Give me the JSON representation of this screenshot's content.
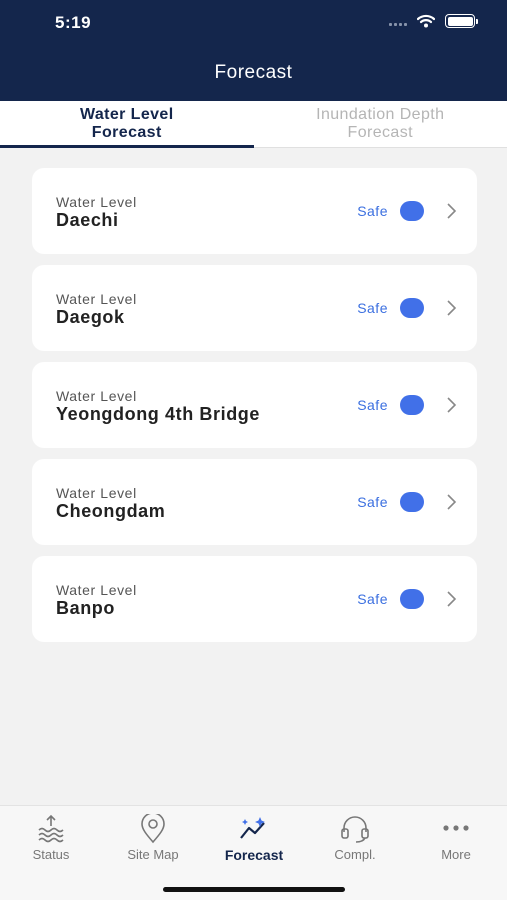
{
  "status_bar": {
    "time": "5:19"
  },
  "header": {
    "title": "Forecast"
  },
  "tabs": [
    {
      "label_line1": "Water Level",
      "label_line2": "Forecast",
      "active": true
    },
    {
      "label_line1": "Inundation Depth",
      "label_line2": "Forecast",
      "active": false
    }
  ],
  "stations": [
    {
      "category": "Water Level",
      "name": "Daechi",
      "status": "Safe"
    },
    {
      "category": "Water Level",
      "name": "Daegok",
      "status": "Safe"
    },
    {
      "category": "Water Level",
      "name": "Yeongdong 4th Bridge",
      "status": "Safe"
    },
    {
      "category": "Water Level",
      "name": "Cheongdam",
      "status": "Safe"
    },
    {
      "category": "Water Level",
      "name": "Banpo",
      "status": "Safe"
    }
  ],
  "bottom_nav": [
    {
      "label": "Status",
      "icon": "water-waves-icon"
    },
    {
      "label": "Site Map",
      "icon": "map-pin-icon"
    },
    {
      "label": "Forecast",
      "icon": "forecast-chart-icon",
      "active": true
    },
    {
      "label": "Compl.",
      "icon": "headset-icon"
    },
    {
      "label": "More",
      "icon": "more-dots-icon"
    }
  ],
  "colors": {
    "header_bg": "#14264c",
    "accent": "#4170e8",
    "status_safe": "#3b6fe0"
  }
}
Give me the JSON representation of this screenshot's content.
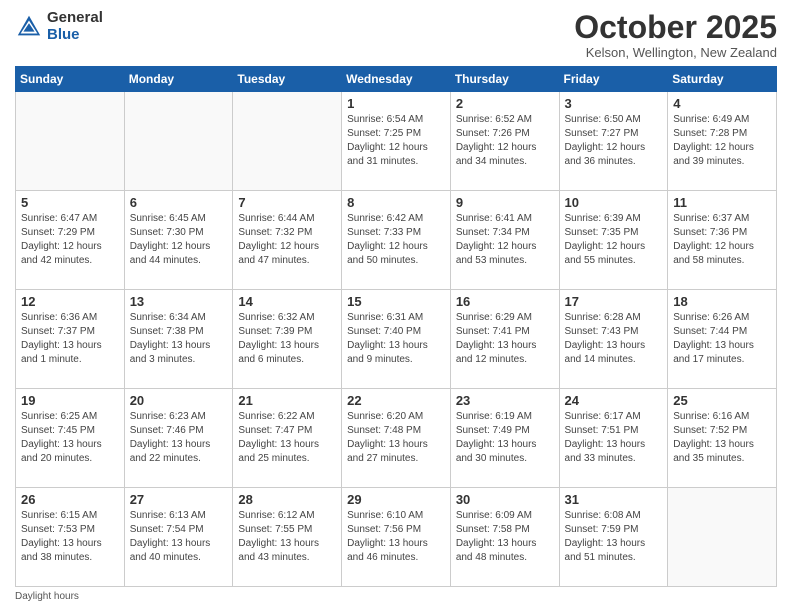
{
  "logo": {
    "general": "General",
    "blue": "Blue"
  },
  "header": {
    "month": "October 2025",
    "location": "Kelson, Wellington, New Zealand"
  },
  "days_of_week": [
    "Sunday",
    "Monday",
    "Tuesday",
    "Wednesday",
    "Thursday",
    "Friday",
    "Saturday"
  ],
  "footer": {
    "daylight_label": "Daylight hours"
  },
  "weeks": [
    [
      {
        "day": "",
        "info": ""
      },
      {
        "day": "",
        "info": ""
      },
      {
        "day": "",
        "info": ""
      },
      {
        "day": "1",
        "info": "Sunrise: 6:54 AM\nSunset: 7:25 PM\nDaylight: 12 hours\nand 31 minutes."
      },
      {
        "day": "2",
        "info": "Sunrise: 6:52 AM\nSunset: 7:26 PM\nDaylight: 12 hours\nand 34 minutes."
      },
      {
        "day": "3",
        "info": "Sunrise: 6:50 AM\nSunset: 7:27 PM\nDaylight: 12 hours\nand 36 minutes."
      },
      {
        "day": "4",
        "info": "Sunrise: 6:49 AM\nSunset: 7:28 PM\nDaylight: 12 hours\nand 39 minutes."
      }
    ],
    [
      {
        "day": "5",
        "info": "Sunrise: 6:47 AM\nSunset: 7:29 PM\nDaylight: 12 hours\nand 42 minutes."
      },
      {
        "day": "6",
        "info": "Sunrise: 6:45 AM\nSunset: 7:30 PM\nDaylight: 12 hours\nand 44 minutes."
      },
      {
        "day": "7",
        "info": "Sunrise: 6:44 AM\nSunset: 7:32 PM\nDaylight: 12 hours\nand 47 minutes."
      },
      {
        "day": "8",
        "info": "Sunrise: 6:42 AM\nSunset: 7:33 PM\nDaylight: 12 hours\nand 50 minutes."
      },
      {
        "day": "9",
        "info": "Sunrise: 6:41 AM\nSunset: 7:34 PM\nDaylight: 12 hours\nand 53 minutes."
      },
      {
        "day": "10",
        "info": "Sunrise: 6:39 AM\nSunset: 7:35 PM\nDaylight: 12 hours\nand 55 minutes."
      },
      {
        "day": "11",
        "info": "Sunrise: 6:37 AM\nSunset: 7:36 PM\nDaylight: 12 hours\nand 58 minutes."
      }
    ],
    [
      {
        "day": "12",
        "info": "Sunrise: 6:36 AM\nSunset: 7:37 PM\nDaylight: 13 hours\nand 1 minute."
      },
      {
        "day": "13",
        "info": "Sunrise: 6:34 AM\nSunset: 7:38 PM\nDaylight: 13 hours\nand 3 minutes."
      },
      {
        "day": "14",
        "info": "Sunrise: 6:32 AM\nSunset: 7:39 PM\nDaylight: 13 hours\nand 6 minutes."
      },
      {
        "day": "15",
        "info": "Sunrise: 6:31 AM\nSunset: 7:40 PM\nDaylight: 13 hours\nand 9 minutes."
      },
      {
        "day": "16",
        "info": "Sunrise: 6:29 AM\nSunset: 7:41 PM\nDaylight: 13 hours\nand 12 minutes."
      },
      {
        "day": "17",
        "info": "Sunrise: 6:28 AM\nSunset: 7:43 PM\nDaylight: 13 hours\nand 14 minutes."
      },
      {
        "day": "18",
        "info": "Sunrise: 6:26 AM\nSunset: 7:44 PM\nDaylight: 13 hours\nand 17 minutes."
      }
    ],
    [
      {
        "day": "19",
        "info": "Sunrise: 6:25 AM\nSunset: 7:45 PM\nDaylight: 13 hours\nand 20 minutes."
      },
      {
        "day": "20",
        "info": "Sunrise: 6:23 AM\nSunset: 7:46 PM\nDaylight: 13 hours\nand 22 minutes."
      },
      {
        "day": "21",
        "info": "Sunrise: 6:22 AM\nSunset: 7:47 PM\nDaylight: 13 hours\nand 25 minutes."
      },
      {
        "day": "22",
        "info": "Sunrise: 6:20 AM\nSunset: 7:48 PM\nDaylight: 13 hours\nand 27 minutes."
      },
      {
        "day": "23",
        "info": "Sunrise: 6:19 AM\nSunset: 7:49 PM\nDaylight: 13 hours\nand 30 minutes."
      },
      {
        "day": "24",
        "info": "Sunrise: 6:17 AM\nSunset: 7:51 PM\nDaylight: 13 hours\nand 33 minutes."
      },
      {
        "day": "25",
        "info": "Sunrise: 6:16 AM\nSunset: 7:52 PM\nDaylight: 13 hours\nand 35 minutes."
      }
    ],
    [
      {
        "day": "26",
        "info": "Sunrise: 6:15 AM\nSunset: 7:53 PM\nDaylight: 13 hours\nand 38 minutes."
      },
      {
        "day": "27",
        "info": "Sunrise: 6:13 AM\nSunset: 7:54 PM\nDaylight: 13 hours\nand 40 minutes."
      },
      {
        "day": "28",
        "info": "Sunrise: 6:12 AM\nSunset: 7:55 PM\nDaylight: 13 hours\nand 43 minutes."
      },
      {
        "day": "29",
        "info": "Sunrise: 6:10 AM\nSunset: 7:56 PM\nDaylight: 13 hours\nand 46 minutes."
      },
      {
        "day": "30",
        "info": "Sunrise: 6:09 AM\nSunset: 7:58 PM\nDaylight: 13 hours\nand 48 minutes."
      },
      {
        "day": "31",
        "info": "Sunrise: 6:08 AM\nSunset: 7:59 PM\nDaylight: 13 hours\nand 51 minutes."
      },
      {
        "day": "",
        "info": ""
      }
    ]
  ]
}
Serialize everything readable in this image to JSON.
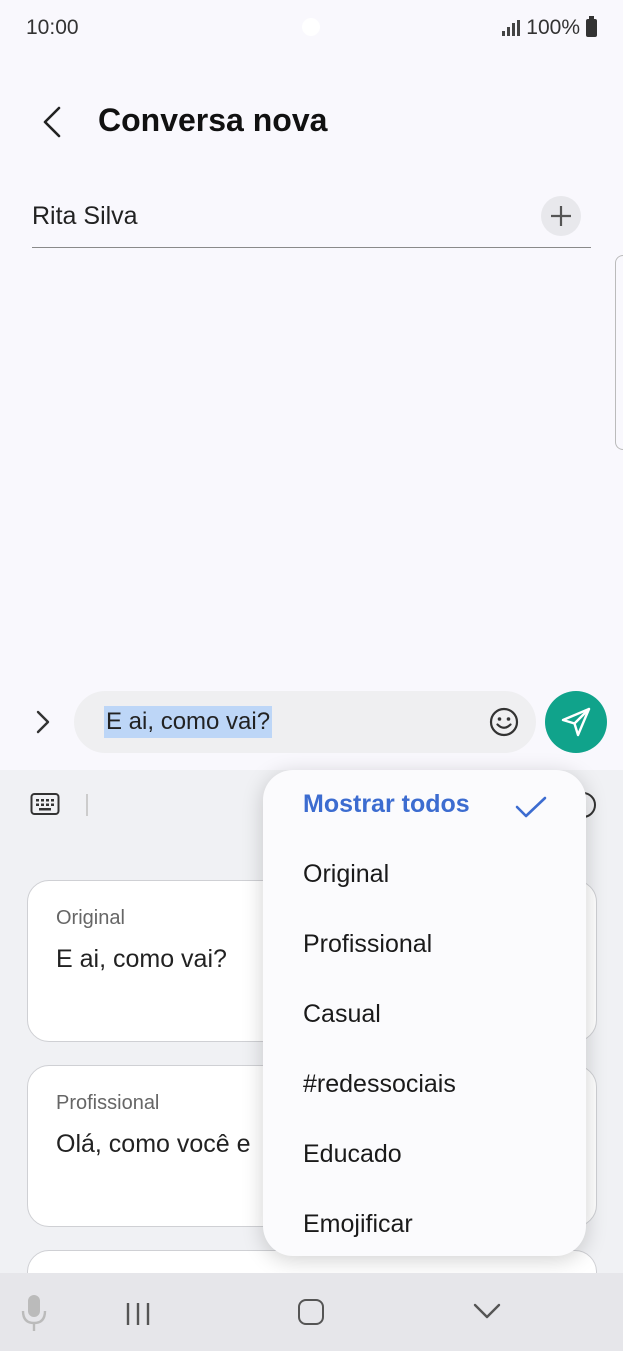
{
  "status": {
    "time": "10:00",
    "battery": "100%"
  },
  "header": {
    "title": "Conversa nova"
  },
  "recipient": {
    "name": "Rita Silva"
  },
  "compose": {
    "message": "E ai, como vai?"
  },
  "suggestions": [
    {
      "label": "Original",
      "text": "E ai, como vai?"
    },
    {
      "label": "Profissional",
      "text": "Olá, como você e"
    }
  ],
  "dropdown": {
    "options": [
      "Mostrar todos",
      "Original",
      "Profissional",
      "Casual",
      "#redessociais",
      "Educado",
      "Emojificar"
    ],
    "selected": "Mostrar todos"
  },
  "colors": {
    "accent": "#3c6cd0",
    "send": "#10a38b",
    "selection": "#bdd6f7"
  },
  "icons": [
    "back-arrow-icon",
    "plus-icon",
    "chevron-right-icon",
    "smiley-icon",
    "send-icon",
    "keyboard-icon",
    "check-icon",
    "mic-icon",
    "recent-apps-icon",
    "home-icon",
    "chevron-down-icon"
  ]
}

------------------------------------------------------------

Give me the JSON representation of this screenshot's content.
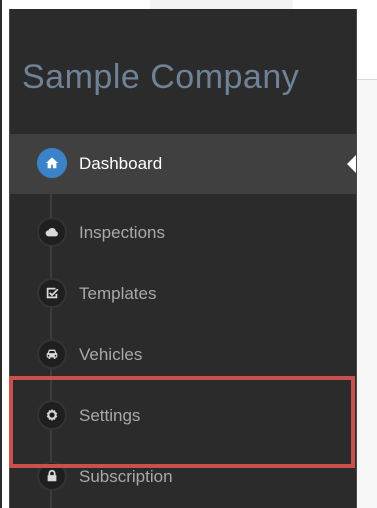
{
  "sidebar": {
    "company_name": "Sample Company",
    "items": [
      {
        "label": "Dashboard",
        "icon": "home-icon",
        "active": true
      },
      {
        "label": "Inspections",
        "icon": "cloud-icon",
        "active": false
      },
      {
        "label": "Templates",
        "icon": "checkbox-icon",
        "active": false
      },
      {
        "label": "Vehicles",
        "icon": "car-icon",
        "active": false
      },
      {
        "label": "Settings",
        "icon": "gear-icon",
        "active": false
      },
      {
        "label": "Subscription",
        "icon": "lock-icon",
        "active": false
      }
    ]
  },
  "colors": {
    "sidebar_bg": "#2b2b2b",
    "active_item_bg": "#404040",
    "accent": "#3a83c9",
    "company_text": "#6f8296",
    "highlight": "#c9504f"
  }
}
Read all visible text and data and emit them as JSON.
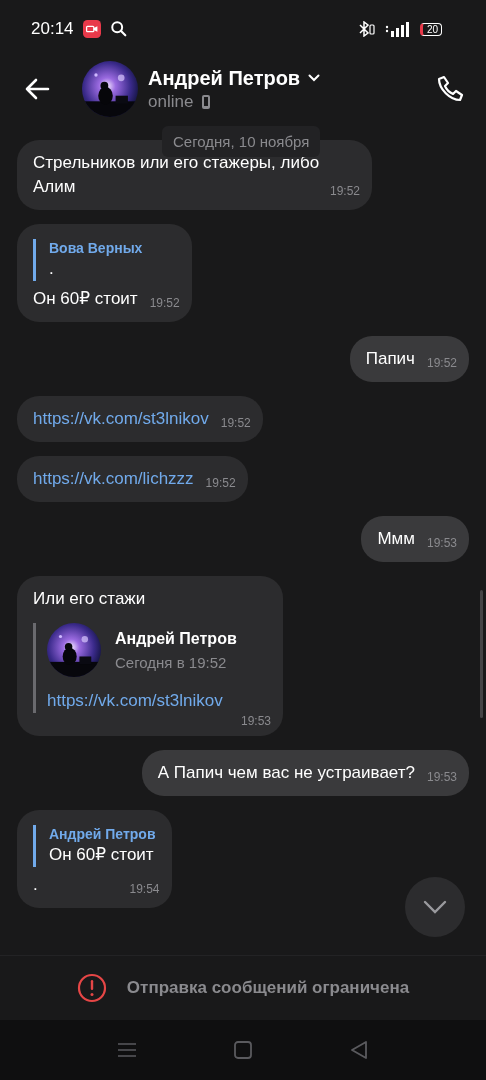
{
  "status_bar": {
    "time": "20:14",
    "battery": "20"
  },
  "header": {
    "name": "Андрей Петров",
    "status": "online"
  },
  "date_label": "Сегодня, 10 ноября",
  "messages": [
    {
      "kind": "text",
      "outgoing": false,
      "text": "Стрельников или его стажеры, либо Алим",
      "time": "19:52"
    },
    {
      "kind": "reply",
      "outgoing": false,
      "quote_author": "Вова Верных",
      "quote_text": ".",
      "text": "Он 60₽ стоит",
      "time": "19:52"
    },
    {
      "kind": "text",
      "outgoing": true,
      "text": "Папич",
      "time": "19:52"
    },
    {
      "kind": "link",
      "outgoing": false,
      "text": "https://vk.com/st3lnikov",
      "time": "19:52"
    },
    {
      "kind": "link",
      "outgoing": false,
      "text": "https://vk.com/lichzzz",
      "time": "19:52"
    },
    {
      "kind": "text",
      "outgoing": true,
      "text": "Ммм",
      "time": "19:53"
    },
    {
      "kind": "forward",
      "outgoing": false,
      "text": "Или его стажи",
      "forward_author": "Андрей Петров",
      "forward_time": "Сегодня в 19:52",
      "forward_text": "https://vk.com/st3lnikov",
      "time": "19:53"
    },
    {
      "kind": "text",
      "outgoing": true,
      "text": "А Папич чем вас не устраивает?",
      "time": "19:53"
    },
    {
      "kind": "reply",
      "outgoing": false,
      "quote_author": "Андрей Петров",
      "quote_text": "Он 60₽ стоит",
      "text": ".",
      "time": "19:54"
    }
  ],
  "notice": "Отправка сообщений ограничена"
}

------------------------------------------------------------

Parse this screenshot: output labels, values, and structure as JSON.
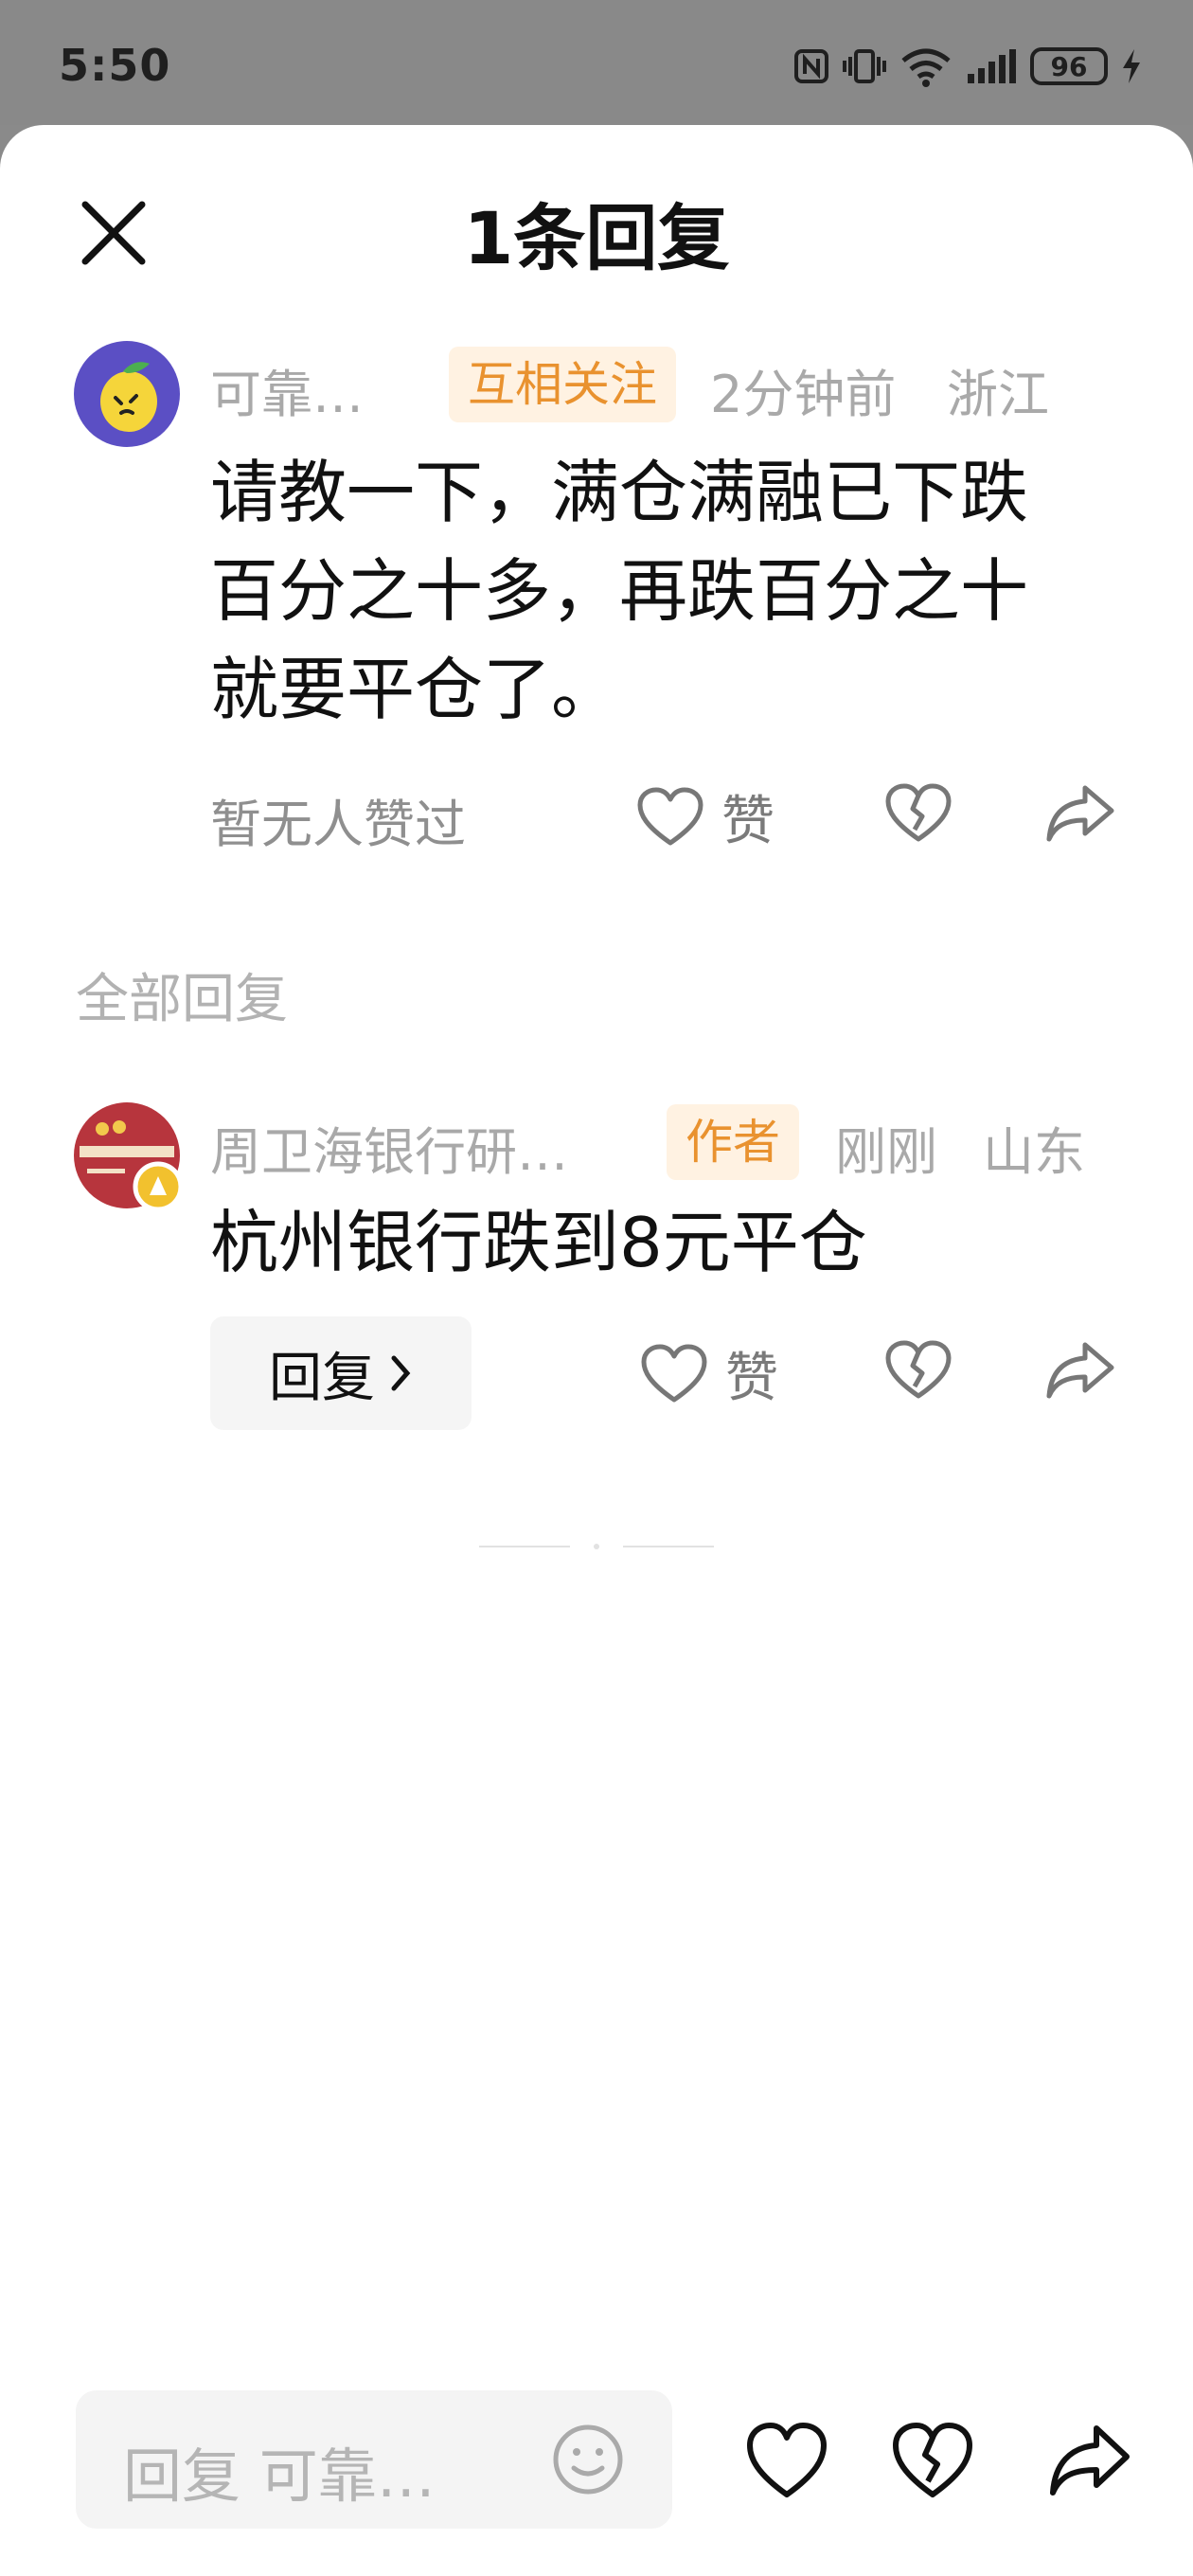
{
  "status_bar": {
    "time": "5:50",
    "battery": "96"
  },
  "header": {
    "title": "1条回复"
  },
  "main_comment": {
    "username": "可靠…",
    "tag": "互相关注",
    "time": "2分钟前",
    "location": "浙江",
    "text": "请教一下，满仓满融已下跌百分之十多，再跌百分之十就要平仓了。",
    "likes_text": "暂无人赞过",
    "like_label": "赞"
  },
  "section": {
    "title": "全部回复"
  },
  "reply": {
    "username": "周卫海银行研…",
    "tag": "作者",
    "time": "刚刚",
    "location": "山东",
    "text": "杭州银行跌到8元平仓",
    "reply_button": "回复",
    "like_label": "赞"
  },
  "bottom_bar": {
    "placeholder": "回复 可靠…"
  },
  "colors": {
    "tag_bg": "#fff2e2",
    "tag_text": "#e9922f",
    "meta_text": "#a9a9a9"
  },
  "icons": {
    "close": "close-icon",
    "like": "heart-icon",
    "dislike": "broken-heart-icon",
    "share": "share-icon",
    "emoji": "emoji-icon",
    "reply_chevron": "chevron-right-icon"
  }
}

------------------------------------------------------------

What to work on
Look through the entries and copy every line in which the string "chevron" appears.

Exercise result
    "chevron-right-icon",
    "chevron-down-icon"
    "reply_chevron": "chevron-right-icon"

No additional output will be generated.